Methanogenium frigidum sp. nov. was isolated from the perennially cold, anoxic hypolimnion of Ace Lake in the Vesfold Hills of Antarctica. The cells were psychrophilic, exhibiting most rapid growth at 15 degrees C and no growth at temperatures above 18 to 20 degrees C. The cells were irregular, nonmotile coccoids (diameter, 1.2 to 2.5 microns) that occurred(More)
Bacillus infernus sp. nov. was isolated from ca. 2,700 m below the land surface in the Taylorsville Triassic Basin in Virginia. B. infernus was a strict anaerobe that grew on formate or lactate with Fe(III), MnO2, trimethylamine oxide, or nitrate (reduced to nitrite) as an electron acceptor, and it also grew fermentatively on glucose. Type strain TH-23 and(More)
For extremely ionizing radiation-resistant bacteria, survival has been attributed to protection of proteins from oxidative damage during irradiation, with the result that repair systems survive and function with far greater efficiency during recovery than in sensitive bacteria. Here we examined the relationship between survival of dry-climate soil bacteria(More)
Sediments from a high-level nuclear waste plume were collected as part of investigations to evaluate the potential fate and migration of contaminants in the subsurface.

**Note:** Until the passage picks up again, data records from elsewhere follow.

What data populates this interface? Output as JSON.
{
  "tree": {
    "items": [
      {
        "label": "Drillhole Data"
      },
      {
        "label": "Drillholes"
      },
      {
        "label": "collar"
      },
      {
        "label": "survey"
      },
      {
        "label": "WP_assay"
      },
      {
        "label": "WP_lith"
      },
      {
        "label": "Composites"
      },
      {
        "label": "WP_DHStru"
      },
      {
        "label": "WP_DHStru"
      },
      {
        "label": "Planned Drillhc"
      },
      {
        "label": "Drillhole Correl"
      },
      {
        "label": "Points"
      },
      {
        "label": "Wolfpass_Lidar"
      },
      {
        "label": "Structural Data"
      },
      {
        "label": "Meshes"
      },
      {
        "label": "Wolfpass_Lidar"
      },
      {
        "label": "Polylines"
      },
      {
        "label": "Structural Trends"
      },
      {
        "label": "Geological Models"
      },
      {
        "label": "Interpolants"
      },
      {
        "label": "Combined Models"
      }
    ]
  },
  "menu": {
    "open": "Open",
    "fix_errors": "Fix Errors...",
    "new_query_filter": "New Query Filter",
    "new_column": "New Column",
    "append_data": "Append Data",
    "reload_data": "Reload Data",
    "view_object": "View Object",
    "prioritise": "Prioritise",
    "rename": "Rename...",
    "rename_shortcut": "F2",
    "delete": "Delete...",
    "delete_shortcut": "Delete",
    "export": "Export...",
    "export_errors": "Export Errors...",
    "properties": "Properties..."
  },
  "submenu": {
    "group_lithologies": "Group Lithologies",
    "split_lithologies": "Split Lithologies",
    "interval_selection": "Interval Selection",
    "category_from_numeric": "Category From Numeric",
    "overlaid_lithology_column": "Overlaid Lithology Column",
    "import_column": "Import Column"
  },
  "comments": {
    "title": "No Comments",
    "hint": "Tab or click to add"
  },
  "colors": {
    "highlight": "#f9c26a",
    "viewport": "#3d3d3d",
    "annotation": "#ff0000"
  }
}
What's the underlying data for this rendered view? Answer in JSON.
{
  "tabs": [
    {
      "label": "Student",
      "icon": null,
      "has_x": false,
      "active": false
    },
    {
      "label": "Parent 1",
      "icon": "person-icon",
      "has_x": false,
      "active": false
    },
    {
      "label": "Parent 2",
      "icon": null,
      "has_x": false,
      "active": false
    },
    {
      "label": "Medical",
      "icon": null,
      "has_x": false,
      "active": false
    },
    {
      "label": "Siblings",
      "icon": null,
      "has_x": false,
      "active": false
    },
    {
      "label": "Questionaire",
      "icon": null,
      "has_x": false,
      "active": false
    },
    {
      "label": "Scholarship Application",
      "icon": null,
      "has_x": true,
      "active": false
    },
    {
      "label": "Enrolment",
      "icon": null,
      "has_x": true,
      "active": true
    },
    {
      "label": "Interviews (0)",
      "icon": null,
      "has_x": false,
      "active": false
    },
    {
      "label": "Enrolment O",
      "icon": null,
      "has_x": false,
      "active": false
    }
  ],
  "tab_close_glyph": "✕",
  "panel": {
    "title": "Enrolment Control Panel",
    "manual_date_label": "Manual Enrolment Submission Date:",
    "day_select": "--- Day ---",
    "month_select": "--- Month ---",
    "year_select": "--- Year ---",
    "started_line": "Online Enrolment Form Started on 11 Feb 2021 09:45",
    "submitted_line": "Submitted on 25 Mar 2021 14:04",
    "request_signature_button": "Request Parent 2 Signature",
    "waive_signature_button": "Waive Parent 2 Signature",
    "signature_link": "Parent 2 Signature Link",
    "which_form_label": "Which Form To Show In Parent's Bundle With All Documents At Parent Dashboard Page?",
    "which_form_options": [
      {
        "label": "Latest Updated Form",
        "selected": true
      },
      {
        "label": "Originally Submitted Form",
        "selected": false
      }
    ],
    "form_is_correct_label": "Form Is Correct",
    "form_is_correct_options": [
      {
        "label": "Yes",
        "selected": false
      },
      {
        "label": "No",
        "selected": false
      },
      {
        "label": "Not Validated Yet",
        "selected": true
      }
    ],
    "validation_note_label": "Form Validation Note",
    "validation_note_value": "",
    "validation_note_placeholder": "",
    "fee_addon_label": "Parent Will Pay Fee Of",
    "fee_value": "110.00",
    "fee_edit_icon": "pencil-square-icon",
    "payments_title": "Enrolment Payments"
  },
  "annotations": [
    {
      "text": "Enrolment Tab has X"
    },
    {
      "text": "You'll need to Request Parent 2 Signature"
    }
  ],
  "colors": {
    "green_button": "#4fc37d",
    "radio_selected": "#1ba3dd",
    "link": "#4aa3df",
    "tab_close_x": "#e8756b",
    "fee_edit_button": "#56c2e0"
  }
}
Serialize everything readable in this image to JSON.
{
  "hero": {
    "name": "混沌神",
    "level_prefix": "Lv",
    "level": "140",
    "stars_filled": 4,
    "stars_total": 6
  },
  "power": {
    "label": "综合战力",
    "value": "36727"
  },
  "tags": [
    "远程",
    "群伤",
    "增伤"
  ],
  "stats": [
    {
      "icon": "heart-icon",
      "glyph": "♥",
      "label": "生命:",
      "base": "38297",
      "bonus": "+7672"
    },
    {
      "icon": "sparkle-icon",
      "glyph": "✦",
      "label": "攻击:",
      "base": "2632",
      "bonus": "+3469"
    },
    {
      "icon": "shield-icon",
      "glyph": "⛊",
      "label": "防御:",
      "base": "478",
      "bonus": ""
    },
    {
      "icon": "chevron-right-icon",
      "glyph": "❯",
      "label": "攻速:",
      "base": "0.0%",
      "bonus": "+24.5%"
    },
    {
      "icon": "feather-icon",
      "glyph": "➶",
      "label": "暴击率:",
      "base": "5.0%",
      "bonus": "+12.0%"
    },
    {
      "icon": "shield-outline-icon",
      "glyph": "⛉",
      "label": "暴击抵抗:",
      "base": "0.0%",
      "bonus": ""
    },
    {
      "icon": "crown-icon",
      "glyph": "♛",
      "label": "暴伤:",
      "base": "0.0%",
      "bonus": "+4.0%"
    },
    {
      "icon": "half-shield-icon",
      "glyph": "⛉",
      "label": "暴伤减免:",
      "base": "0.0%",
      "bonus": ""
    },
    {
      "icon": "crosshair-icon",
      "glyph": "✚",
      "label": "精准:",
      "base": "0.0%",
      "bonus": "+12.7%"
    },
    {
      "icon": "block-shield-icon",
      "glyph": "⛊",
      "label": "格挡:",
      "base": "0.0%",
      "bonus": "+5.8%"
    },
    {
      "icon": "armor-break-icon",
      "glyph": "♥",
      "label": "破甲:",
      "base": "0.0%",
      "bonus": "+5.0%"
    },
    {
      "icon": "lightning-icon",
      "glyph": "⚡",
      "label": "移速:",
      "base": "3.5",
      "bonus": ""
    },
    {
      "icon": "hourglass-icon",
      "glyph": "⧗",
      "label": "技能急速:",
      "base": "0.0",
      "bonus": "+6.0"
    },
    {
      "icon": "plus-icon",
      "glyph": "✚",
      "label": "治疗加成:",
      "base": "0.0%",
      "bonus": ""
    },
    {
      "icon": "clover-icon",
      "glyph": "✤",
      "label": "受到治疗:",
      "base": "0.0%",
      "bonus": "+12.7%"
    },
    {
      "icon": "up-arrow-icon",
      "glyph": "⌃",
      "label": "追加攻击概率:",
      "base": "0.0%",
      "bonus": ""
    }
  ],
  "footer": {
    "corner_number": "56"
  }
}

The plume originated from a leak that occurred in 1962 from a waste tank consisting of high concentrations of alkali, nitrate, aluminate, Cr(VI), (137)Cs, and (99)Tc. Investigations were(More)
Iron(III)-reducing bacteria have been demonstrated to rapidly catalyze the reduction and immobilization of uranium(VI) from contaminated subsurface sediments. Thus, these organisms may aid in the development of bioremediation strategies for uranium contamination, which is prevalent in acidic subsurface sediments at U.S. government facilities.(More)